■ **ACTIVITY**
In the data below, find each line carrying the string "warning" and copy it out.

■ **Data about app and page elements**

....................

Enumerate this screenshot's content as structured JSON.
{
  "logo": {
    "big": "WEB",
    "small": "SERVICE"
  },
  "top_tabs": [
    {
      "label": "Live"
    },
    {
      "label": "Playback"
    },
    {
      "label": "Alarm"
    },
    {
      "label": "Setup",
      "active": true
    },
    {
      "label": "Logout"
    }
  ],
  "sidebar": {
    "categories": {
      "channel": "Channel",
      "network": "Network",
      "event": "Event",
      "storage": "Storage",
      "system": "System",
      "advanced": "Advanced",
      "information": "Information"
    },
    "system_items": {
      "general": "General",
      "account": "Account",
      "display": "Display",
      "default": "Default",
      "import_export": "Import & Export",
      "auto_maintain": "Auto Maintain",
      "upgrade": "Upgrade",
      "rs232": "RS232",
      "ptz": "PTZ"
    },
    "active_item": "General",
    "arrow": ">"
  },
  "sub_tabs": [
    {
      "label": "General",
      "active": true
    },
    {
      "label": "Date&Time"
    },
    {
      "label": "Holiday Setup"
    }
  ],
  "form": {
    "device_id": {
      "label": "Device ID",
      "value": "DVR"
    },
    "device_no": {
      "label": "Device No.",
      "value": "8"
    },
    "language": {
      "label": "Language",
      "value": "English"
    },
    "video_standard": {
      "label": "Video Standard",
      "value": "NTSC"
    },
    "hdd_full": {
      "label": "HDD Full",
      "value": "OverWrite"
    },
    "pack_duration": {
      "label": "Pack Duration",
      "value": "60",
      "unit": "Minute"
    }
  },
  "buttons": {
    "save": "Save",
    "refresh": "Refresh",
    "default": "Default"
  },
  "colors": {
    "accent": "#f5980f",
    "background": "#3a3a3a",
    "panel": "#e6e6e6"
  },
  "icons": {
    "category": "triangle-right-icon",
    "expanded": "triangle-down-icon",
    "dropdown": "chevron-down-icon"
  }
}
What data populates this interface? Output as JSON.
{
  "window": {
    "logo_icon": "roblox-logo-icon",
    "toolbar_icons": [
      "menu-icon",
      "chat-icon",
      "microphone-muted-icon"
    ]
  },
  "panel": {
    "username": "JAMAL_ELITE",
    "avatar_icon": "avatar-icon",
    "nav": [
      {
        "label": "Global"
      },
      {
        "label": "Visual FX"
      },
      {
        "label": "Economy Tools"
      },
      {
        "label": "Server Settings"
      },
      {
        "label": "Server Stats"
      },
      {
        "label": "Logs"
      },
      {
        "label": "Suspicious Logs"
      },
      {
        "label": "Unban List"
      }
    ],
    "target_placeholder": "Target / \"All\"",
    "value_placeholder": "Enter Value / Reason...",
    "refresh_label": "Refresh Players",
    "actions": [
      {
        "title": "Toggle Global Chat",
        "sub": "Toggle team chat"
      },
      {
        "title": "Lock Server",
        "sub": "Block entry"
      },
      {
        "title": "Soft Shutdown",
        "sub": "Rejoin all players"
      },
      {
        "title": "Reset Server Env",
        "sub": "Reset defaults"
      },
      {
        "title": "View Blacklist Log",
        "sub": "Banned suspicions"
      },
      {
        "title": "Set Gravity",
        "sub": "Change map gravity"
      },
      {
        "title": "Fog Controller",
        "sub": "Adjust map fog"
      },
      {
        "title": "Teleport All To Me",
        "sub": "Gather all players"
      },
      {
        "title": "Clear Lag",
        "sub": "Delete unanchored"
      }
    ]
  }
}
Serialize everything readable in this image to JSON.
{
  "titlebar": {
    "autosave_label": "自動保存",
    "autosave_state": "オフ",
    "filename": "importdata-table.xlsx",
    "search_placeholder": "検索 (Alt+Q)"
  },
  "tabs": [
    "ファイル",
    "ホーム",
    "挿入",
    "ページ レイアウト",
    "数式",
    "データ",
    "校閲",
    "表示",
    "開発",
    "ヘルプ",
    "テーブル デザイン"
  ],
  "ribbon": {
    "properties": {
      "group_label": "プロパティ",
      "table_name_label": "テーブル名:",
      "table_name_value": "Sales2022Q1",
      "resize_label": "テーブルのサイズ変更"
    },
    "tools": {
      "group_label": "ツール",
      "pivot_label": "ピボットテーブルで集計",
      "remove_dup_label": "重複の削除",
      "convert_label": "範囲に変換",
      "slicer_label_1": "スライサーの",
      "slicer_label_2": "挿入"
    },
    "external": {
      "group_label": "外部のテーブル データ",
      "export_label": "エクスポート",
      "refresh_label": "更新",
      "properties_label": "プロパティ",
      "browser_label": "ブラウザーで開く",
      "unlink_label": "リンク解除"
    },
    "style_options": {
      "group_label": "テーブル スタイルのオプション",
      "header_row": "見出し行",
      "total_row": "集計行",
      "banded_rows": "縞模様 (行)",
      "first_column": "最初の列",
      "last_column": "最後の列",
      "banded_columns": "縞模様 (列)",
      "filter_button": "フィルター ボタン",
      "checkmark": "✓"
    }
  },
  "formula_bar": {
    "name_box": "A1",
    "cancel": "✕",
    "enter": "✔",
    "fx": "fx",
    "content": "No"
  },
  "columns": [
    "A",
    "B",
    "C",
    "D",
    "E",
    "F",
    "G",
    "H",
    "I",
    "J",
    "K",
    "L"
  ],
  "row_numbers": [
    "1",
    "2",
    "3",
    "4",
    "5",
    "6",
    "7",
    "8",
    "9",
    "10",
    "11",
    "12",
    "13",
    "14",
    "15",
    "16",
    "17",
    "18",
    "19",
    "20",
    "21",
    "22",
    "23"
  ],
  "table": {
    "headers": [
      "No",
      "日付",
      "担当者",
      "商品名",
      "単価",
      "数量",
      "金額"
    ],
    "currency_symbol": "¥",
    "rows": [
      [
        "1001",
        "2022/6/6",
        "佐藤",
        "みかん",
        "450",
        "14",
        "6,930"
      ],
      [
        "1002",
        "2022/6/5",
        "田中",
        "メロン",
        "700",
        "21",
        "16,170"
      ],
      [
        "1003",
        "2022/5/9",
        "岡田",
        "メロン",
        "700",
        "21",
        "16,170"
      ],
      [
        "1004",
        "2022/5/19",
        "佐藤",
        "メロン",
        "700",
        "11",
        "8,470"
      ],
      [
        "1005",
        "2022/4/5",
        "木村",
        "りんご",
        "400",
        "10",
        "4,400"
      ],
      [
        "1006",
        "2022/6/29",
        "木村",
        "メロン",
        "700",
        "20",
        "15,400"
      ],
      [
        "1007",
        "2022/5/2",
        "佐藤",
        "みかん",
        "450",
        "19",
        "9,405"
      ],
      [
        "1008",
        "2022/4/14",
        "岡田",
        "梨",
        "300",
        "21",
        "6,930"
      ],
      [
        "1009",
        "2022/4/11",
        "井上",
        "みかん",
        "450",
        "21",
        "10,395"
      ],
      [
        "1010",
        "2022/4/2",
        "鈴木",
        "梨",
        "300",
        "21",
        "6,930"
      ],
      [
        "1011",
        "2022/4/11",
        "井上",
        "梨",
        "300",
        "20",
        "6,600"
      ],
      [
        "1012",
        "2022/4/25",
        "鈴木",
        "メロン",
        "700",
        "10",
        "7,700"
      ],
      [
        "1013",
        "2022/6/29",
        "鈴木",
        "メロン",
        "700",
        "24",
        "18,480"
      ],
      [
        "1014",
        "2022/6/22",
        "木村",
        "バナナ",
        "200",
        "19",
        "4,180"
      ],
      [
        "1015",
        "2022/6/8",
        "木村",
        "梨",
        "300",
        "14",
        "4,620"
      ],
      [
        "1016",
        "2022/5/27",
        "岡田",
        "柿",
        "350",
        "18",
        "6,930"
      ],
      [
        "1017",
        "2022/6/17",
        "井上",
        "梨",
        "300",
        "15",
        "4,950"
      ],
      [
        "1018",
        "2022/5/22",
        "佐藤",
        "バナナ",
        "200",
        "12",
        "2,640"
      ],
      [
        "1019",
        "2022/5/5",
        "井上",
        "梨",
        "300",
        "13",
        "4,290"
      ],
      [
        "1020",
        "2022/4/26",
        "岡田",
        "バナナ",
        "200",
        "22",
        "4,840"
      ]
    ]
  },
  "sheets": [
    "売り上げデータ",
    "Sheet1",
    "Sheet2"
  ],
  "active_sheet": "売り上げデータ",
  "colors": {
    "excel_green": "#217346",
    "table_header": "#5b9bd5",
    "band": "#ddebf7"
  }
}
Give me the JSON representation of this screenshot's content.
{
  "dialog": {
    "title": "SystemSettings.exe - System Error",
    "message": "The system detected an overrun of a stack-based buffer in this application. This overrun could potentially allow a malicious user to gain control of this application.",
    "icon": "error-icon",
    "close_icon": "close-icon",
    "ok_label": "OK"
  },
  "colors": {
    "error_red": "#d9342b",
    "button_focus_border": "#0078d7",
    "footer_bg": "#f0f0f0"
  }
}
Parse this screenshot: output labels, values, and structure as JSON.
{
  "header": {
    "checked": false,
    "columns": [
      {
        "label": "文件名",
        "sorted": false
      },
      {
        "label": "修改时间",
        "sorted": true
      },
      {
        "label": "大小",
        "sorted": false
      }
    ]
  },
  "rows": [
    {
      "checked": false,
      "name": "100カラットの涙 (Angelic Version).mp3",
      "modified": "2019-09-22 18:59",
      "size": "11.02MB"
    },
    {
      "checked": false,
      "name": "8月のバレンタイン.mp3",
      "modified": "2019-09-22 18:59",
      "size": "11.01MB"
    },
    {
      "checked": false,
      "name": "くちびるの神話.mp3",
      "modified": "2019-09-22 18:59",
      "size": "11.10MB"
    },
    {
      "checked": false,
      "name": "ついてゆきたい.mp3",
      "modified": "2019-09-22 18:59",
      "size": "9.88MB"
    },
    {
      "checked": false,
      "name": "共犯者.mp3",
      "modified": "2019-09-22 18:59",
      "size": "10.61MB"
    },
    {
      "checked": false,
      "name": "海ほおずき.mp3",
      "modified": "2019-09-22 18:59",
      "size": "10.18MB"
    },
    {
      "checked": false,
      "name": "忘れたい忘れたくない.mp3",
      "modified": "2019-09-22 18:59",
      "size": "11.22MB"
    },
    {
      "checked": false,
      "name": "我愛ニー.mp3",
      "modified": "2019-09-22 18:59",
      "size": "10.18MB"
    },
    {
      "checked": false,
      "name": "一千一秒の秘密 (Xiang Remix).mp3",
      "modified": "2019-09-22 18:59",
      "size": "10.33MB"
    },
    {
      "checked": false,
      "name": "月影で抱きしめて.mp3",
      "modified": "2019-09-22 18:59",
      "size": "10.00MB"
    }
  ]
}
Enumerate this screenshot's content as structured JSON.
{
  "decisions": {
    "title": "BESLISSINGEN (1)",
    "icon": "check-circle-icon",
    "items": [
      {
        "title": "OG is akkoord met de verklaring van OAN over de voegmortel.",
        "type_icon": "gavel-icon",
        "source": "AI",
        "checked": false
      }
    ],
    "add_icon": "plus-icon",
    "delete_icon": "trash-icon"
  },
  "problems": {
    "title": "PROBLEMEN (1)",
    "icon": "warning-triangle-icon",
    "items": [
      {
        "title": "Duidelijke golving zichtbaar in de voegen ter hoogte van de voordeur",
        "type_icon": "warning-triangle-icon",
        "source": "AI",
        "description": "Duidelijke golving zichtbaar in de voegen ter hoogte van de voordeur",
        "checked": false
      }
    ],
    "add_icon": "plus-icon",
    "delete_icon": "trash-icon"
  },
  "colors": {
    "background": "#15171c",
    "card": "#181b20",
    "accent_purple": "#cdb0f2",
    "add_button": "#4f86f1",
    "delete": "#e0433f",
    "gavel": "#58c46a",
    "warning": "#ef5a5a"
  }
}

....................

■ **OUTPUT FOR THIS EXERCISE**
    "icon": "warning-triangle-icon",
        "type_icon": "warning-triangle-icon",
    "warning": "#ef5a5a"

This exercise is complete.